The humane, organic turkey trot
If in good conscience and solidarity with all those suffering turkeys in factory farms, you don’t want to serve an unhappy, un-green gobbler to your friends and family, read on.
Fri, Nov 21, 2008 at 03:09 PM
The day of the feast approacheth, but you've still got time! If in good conscience and in solidarity with all those suffering turkeys in factory farms, you don't want to serve an unhappy, un-green gobbler to your friends and family, don't fall for greenwashing labels such as "free range," which is deemed "not a meaningful label" by Consumers Union's eco-label watchdog site. Many of these turkeys never leave the barn and some, like their conventional cousins, have their beaks and claws removed to prevent injury in crowded conditions.
So consider obtaining an organic and humanely raised fowl for the occasion. It does cost more to buy certified organic, but the richer taste (in our opinion) and personal health benefits are worth it. And, if you buy a bird with a third-party humane certification, you'll help increase demand for birds who’ve had a real life and a death that, if not by definition cruelty-free, was torture-free and as painless and quick as possible.
Which turkeys are the most environmentally benign? Look for pasture-raised, antibiotic-free turkeys raised near you at Local Harvest; even better if they bear the USDA Certified Organic label, which means they were raised on all-vegetarian, certified organic feed (no mad turkeys in these parts!). But when it comes to a bird's, well, lifestyle, while the organic rules require that livestock have access to the outdoors, and enough room in which to lead a natural life conducive to their species' needs, there's no guarantee that animals actually do spend time in the open air. For that, look for the Certified Humane, Food Alliance and Animal Welfare Approved labels.

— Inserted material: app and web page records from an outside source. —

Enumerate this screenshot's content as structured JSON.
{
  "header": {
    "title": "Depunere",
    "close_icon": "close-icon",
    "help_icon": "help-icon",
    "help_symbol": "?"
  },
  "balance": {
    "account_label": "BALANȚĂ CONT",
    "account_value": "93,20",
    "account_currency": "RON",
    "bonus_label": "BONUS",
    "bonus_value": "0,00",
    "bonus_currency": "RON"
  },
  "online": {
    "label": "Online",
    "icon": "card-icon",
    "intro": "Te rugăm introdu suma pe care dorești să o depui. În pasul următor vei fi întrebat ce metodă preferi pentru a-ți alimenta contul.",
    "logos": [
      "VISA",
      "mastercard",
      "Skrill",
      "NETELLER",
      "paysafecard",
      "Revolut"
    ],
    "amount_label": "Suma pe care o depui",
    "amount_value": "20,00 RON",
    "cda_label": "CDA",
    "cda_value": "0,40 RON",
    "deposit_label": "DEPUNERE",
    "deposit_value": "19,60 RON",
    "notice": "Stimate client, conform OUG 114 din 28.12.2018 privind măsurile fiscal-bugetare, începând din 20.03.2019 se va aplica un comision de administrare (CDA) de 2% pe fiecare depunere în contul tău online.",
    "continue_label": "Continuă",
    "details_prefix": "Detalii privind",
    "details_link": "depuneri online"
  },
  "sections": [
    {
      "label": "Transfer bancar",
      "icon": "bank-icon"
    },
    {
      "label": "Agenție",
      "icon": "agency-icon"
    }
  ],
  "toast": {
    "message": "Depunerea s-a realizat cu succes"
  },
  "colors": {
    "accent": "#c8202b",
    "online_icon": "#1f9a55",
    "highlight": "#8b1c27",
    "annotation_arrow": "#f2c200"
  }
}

Visit or call your local supermarkets or butchers, and ask whether they have certified birds; if the answer's yes, grab or reserve one now. Our local Whole Foods butcher promises they'll have plenty of organic turkeys up to T-Day, but advises that, if you want a smaller specimen (10-12 lbs.), reserve one now. If you can't locate turkeys with these labels, Sustainable Table has a list of questions you can ask retailers, or poultry farmers at your nearest farmers market, to determine whether the turkey was humanely raised and fed a green diet. If enough people ask for something, the store will likely try to find it. You can also order an organic turkey from Diamond Organics and they'll ship it to your door.
Or, you can throw up your hands, stay out of the kitchen and use the search engine on Chefs Collaborative to find a sustainable, eco-friendly restaurant serving Thanksgiving near you!
This article originally appeared in Plenty in November 2008. The story was added to MNN.com in November 2009.
Copyright Environ Press 2008